“It’s incredible to think that, before my grandfather began to make mobiles at the beginning of the last century, the art form did not exist,” says Alexander Rower, the president of the Calder Foundation.
Contemporary mobiles on display include Ernesto Neto’s interactive canopy Egg Bed Crystal Shell A, 2014 (priced at $180,000), with Tanya Bonakdar Gallery (E6). Pae White’s intricate, mirrored Noisy Neighbors, 2014 (priced at $100,000), is at Kaufmann Repetto (J7), and Xavier Veilhan’s Mobile (Paris) n°1, 2014 (priced at $58,000), is at Galerie Perrotin (G6).
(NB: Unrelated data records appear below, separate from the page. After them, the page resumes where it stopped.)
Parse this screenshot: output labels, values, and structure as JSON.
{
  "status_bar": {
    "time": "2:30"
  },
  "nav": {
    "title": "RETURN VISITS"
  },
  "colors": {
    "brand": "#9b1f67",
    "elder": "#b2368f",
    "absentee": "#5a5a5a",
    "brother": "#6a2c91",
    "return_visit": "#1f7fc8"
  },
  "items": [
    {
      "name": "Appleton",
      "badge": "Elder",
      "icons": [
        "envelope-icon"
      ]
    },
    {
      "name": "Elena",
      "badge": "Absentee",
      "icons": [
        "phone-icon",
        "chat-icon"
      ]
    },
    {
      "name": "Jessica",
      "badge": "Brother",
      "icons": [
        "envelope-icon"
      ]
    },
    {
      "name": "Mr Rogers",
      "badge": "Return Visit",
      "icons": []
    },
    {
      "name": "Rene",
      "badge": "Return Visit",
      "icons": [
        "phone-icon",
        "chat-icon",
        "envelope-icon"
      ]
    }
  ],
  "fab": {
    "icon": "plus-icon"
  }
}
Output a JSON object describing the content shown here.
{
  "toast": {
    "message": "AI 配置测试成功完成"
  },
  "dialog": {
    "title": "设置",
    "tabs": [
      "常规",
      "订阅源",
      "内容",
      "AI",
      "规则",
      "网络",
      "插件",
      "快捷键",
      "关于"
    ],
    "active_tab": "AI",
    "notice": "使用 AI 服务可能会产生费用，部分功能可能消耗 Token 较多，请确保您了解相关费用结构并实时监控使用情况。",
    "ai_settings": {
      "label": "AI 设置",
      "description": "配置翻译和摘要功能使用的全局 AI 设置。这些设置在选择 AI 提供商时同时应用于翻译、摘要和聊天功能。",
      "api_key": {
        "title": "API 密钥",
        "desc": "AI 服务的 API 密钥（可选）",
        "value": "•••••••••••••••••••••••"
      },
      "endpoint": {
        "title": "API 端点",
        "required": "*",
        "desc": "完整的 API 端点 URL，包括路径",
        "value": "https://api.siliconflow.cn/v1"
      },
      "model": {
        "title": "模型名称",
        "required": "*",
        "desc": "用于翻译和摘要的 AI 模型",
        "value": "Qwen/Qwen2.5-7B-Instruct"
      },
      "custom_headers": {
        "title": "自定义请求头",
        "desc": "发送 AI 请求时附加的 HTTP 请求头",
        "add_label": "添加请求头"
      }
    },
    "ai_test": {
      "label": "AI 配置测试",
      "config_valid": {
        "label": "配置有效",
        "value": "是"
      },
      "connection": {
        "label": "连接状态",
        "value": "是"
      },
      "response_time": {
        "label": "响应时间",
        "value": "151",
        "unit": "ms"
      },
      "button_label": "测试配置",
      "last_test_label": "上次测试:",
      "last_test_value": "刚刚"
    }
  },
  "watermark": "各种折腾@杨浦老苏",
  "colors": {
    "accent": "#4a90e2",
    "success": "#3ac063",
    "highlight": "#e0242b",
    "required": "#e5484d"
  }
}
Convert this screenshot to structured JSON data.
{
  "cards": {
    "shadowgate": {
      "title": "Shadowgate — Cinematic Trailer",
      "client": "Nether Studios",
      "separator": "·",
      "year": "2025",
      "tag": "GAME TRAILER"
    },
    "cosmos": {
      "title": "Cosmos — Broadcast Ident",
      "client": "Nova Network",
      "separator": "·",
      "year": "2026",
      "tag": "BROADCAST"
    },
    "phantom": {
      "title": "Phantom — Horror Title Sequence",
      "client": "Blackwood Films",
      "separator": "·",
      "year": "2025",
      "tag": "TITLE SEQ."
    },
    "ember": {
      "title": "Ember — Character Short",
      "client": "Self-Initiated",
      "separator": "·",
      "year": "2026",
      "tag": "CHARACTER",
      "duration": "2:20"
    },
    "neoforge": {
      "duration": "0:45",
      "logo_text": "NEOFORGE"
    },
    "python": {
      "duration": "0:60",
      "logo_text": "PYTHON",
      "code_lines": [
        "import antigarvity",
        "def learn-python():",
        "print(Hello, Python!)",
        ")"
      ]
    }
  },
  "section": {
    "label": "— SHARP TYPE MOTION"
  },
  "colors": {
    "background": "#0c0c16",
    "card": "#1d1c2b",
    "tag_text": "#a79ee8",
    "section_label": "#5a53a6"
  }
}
Not all mobiles refer to Calder, says Eva Presenhuber (L7), who sold Martin Boyce’s A Library of Leaves [We are still and reflective], 2014, for £35,000 within three hours of the fair’s opening. “You cannot avoid thinking of Calder when you see any mobile, but Boyce’s references are more Modern design and furniture,” she says.
Besides the sea
This year’s fair is awash with works that have a maritime theme. Richard Gray Gallery (C3) is showing David Hockney’s A Bigger Wave, 1989 (priced at $4m), and Roy Lichtenstein’s Sky, Land and Water, 1984 (priced at $3.8m). Hans-Peter Feldmann’s salon-style installation at 303 Gallery (G5) gives the genre a conceptual twist; for Sea Paintings, 2014 (priced at €330,000), the artist bought 15 oil paintings and painted out all the boats. “It’s a tongue-in-cheek, Duchampian way of making something contemporary,” says Cristian Alexa, 303 Gallery’s senior director.
Yoan Capote’s Sin Salida, 2013, at Jack Shainman Gallery (B21), is a painting made from fishing hooks that were produced in the Cuban artist’s studio. Priced at $55,000, the work sold to a private collector on the fair’s opening day. Part of the “Isla” series, it is “about the struggles of refugees trying to reach Miami by sea”, says Elisabeth Sann, a director of the gallery. “It’s probably the most Miami piece we have this year.”
Let it all hang out
Works celebrating sensuality are also in plentiful supply. Voluptuous women pose provocatively in Alexandre da Cunha’s beach-towel works at Thomas Dane Gallery (K7), priced between $40,000 and $60,000, while William Copley’s colourful painting of a threesome is hard to miss at Paul Kasmin Gallery (A5). Grand Hotel, 1973, priced at $225,000, is part of the artist’s “X-rated” series. The funky figurative work ran counter to the taste for puritanical Minimalism and Conceptualism at the time when it was made, but the series has since become the artist’s most sought-after body of work, says gallery director Nick Olney.
Unashamedly sexual images abound, and collectors have rediscovered their appetite for racier images. At Team Gallery (G8), Ryan McGinley’s photograph of naked hipsters romping in the grass, Crush, 2014 (edition of three), sold to a US collector for $21,000 within an hour of the fair’s opening. “If all the money in the art world doesn’t at least make people feel as though they can get away with murder in terms of content, then what’s the point?” says gallery director José Freire.
“There’s a certain element of the risqué that people coming to Miami like,” says Jesse Penridge, a director of Fergus McCaffrey (L2), which is devoted to Jack Early’s work, priced between $18,000 and $75,000. The work drawing the most attention is a painting of a young man in tight shorts that leaves nothing to the imagination. “Miami is for people who like to make a bit of a splash, and this work definitely makes a statement,” he says.